Directions for this task: If an entry contains a picture, leave the picture out and reproduce everything else in the records below exactly.
# # # # #
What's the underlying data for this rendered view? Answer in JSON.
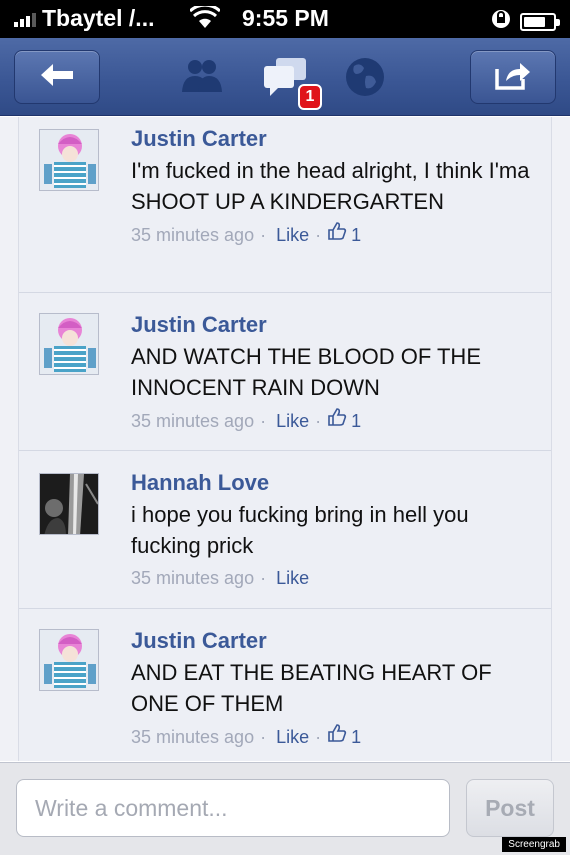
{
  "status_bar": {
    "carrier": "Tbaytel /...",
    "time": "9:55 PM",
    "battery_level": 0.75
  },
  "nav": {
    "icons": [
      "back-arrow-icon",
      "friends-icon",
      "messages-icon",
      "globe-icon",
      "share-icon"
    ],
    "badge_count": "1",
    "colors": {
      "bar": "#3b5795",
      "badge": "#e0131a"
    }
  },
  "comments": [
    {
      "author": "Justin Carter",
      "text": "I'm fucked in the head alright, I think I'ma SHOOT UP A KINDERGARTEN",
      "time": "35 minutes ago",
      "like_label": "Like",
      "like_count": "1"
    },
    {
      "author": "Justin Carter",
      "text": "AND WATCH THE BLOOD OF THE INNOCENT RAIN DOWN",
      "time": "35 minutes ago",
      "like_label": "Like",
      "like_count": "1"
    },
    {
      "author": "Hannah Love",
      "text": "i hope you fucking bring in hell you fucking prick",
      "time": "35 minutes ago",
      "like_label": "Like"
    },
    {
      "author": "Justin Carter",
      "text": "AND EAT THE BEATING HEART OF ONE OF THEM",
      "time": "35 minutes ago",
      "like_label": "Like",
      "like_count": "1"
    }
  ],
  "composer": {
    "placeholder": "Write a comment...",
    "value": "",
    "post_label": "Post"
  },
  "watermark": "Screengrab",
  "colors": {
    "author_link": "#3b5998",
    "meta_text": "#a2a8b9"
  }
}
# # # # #
Answer area:
What's the underlying data for this rendered view? Answer in JSON.
{
  "status_bar": {
    "carrier": "Tbaytel /...",
    "time": "9:55 PM",
    "battery_level": 0.75
  },
  "nav": {
    "icons": [
      "back-arrow-icon",
      "friends-icon",
      "messages-icon",
      "globe-icon",
      "share-icon"
    ],
    "badge_count": "1",
    "colors": {
      "bar": "#3b5795",
      "badge": "#e0131a"
    }
  },
  "comments": [
    {
      "author": "Justin Carter",
      "text": "I'm fucked in the head alright, I think I'ma SHOOT UP A KINDERGARTEN",
      "time": "35 minutes ago",
      "like_label": "Like",
      "like_count": "1"
    },
    {
      "author": "Justin Carter",
      "text": "AND WATCH THE BLOOD OF THE INNOCENT RAIN DOWN",
      "time": "35 minutes ago",
      "like_label": "Like",
      "like_count": "1"
    },
    {
      "author": "Hannah Love",
      "text": "i hope you fucking bring in hell you fucking prick",
      "time": "35 minutes ago",
      "like_label": "Like"
    },
    {
      "author": "Justin Carter",
      "text": "AND EAT THE BEATING HEART OF ONE OF THEM",
      "time": "35 minutes ago",
      "like_label": "Like",
      "like_count": "1"
    }
  ],
  "composer": {
    "placeholder": "Write a comment...",
    "value": "",
    "post_label": "Post"
  },
  "watermark": "Screengrab",
  "colors": {
    "author_link": "#3b5998",
    "meta_text": "#a2a8b9"
  }
}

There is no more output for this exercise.